    Actually English is so popular not coincidentallym but becuase it’s the only language that fits to the sentence “easy to learn, hard to master”.
    Is this what we’re doing now common for RPS? I guess not :P

    • trjp says:

      RPS educates all!

      The difference in pronounciation between “I learned how to write” and “the learned professor” is small – basically you mostly ignore the last ‘e’ in the first case (lernd) and emphasise it in the latter case (lern-ed).

      As with all languages, accents and regional variations almost bury the the difference and “the learned professor” is a fairly special usage which isn’t very common anyway.

      Learnt and Learned are otherwise interchangeable – well, unless you’re American because they apparently never use Learnt (which is odd because they usually keep the shorter versions of words!!)

  26. sexyresults says:

    lol titular

  27. trjp says:

    Just to wrap this up properly – I went back to the demo, made it through the first bit without being cornered this time and got inside the Anomaly…

    I didn’t get much further tho – I’m not sure if it’s the controls (the whole concept of a guy running around healing a convoy is slightly potty), the difficulty (I refuse to play anything on ‘Easy’ so I’m on the middle one) or just me, but once I encountered the first serious amount of enemies I just died and died and died and died…

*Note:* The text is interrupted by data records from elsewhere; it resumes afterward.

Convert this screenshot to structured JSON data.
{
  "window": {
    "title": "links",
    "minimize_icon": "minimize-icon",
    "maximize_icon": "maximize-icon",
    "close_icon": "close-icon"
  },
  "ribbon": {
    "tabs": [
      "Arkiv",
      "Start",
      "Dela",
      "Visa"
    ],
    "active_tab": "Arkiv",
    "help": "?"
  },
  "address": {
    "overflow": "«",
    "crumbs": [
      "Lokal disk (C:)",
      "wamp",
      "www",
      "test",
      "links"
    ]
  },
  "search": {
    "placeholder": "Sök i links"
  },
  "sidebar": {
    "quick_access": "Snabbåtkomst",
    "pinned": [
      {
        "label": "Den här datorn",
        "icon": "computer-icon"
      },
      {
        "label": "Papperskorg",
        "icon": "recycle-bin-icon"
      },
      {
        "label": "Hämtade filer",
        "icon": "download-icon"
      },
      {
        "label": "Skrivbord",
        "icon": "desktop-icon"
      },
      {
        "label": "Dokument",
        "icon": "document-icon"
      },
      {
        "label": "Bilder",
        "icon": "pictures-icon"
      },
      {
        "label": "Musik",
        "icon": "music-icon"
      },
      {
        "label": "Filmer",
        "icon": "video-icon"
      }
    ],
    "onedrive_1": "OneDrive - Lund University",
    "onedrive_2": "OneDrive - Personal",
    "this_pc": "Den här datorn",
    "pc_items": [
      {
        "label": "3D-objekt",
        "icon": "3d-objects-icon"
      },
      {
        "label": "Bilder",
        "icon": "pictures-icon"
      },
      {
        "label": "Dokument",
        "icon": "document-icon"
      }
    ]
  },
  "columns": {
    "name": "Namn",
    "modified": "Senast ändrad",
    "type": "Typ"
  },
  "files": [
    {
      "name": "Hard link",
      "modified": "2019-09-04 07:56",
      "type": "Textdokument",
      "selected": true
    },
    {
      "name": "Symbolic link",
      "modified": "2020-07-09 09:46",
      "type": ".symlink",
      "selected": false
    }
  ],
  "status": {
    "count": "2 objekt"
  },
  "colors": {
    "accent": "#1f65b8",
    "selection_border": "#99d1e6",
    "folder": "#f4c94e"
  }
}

    To rub salt in, the same voice samples playing over and over is grating – “Snake – SNAKE – SNAAAAAAAAAAAKE” *coughs*

    Whatever tho – it always seemed I was healing in slightly the wrong place or the supplies which appear when you kill an enemy took a BIT too long to appear or the convoy is just moving faster than anyone with the remotest amount of fucking sense would drive towards an army of badguys – and yes, I tried a few different layouts and upgrades…

    Actually, the whole issue of ‘lack of control’ could be the whole issue for me. Games where your job is looking after/relying on an AI are something I’ve never been able to handle. Escort missions, games with AI sidekicks have – IMHO – generally been something I passed-on.

    I can’t really say much else – i didn’t play this far enough to tell what else happened – it seems I just don’t like games where the purpose is really about making sure the AI doesn’t kill itself!!

  28. 11 bit studios says:

    Fair enough. I can’t make a song that would be sweet melody to every ear. I can’t also encourage people to play chess while they hate being limited to only 16 characters, with 8 of them being pawns.
    Greetings :)